DESCRIPTION OF THE TASK: Restate the data below word for word, leaving nothing out.

Items listed in a dataset
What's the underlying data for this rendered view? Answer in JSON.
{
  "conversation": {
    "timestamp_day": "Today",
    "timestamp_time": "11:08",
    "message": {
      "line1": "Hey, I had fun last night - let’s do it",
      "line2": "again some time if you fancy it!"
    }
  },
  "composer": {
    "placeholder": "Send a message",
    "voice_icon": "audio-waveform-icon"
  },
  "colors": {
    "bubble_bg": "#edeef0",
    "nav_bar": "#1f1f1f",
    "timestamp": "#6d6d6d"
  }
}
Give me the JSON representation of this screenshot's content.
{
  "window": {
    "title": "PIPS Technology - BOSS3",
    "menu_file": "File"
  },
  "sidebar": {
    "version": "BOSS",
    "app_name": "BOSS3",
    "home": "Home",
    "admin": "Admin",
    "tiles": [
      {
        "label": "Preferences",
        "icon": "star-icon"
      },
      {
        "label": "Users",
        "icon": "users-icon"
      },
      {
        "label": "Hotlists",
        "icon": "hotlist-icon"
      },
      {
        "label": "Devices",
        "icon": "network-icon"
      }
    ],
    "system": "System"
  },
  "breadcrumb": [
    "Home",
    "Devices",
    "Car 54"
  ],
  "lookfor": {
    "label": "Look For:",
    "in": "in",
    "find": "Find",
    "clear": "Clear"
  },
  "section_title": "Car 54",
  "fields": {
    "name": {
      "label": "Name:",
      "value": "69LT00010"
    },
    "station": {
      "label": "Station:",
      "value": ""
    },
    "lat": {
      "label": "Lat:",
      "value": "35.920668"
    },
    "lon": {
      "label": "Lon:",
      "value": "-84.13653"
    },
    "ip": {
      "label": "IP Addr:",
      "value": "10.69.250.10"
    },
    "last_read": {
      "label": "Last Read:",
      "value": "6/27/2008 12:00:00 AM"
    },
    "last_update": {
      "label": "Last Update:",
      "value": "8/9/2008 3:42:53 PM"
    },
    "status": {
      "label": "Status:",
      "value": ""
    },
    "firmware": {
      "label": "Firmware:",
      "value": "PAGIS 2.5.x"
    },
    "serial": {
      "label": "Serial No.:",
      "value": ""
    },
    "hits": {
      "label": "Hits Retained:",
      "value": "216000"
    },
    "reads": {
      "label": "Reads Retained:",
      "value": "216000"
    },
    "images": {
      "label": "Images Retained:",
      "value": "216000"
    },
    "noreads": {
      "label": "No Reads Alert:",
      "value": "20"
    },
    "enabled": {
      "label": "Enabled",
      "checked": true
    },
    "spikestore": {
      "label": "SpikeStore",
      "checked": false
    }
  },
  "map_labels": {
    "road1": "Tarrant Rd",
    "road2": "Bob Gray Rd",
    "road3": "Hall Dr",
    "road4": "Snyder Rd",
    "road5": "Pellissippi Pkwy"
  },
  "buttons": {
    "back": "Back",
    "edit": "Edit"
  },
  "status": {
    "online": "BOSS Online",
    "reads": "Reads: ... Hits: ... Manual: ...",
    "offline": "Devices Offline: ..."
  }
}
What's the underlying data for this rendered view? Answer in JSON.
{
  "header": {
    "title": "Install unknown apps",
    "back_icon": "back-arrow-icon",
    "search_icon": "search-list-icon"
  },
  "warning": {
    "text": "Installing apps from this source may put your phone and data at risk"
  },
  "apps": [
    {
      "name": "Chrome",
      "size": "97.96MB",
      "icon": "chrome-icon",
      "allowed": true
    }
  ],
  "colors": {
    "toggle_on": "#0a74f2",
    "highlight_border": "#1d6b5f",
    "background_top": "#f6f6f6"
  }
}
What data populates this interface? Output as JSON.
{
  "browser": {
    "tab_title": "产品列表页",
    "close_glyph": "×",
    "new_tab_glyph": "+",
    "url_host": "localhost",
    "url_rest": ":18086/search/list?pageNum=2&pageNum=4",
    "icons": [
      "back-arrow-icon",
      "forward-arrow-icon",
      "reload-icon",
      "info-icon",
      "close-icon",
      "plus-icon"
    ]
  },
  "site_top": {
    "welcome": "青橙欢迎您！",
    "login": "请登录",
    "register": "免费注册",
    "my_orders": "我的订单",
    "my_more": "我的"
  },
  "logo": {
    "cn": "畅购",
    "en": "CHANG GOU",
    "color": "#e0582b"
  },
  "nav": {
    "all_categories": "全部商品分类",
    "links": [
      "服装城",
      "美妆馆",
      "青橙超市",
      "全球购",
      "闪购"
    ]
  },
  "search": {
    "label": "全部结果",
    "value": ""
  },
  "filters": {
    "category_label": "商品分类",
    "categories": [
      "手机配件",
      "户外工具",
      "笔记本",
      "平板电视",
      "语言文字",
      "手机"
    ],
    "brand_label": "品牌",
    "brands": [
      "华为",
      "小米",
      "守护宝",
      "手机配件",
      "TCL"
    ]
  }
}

SOLUTION FOR THIS TASK:
What's the underlying data for this rendered view? Answer in JSON.
{
  "conversation": {
    "timestamp_day": "Today",
    "timestamp_time": "11:08",
    "message": {
      "line1": "Hey, I had fun last night - let’s do it",
      "line2": "again some time if you fancy it!"
    }
  },
  "composer": {
    "placeholder": "Send a message",
    "voice_icon": "audio-waveform-icon"
  },
  "colors": {
    "bubble_bg": "#edeef0",
    "nav_bar": "#1f1f1f",
    "timestamp": "#6d6d6d"
  }
}
Give me the JSON representation of this screenshot's content.
{
  "window": {
    "title": "PIPS Technology - BOSS3",
    "menu_file": "File"
  },
  "sidebar": {
    "version": "BOSS",
    "app_name": "BOSS3",
    "home": "Home",
    "admin": "Admin",
    "tiles": [
      {
        "label": "Preferences",
        "icon": "star-icon"
      },
      {
        "label": "Users",
        "icon": "users-icon"
      },
      {
        "label": "Hotlists",
        "icon": "hotlist-icon"
      },
      {
        "label": "Devices",
        "icon": "network-icon"
      }
    ],
    "system": "System"
  },
  "breadcrumb": [
    "Home",
    "Devices",
    "Car 54"
  ],
  "lookfor": {
    "label": "Look For:",
    "in": "in",
    "find": "Find",
    "clear": "Clear"
  },
  "section_title": "Car 54",
  "fields": {
    "name": {
      "label": "Name:",
      "value": "69LT00010"
    },
    "station": {
      "label": "Station:",
      "value": ""
    },
    "lat": {
      "label": "Lat:",
      "value": "35.920668"
    },
    "lon": {
      "label": "Lon:",
      "value": "-84.13653"
    },
    "ip": {
      "label": "IP Addr:",
      "value": "10.69.250.10"
    },
    "last_read": {
      "label": "Last Read:",
      "value": "6/27/2008 12:00:00 AM"
    },
    "last_update": {
      "label": "Last Update:",
      "value": "8/9/2008 3:42:53 PM"
    },
    "status": {
      "label": "Status:",
      "value": ""
    },
    "firmware": {
      "label": "Firmware:",
      "value": "PAGIS 2.5.x"
    },
    "serial": {
      "label": "Serial No.:",
      "value": ""
    },
    "hits": {
      "label": "Hits Retained:",
      "value": "216000"
    },
    "reads": {
      "label": "Reads Retained:",
      "value": "216000"
    },
    "images": {
      "label": "Images Retained:",
      "value": "216000"
    },
    "noreads": {
      "label": "No Reads Alert:",
      "value": "20"
    },
    "enabled": {
      "label": "Enabled",
      "checked": true
    },
    "spikestore": {
      "label": "SpikeStore",
      "checked": false
    }
  },
  "map_labels": {
    "road1": "Tarrant Rd",
    "road2": "Bob Gray Rd",
    "road3": "Hall Dr",
    "road4": "Snyder Rd",
    "road5": "Pellissippi Pkwy"
  },
  "buttons": {
    "back": "Back",
    "edit": "Edit"
  },
  "status": {
    "online": "BOSS Online",
    "reads": "Reads: ... Hits: ... Manual: ...",
    "offline": "Devices Offline: ..."
  }
}
What's the underlying data for this rendered view? Answer in JSON.
{
  "header": {
    "title": "Install unknown apps",
    "back_icon": "back-arrow-icon",
    "search_icon": "search-list-icon"
  },
  "warning": {
    "text": "Installing apps from this source may put your phone and data at risk"
  },
  "apps": [
    {
      "name": "Chrome",
      "size": "97.96MB",
      "icon": "chrome-icon",
      "allowed": true
    }
  ],
  "colors": {
    "toggle_on": "#0a74f2",
    "highlight_border": "#1d6b5f",
    "background_top": "#f6f6f6"
  }
}
What data populates this interface? Output as JSON.
{
  "browser": {
    "tab_title": "产品列表页",
    "close_glyph": "×",
    "new_tab_glyph": "+",
    "url_host": "localhost",
    "url_rest": ":18086/search/list?pageNum=2&pageNum=4",
    "icons": [
      "back-arrow-icon",
      "forward-arrow-icon",
      "reload-icon",
      "info-icon",
      "close-icon",
      "plus-icon"
    ]
  },
  "site_top": {
    "welcome": "青橙欢迎您！",
    "login": "请登录",
    "register": "免费注册",
    "my_orders": "我的订单",
    "my_more": "我的"
  },
  "logo": {
    "cn": "畅购",
    "en": "CHANG GOU",
    "color": "#e0582b"
  },
  "nav": {
    "all_categories": "全部商品分类",
    "links": [
      "服装城",
      "美妆馆",
      "青橙超市",
      "全球购",
      "闪购"
    ]
  },
  "search": {
    "label": "全部结果",
    "value": ""
  },
  "filters": {
    "category_label": "商品分类",
    "categories": [
      "手机配件",
      "户外工具",
      "笔记本",
      "平板电视",
      "语言文字",
      "手机"
    ],
    "brand_label": "品牌",
    "brands": [
      "华为",
      "小米",
      "守护宝",
      "手机配件",
      "TCL"
    ]
  }
}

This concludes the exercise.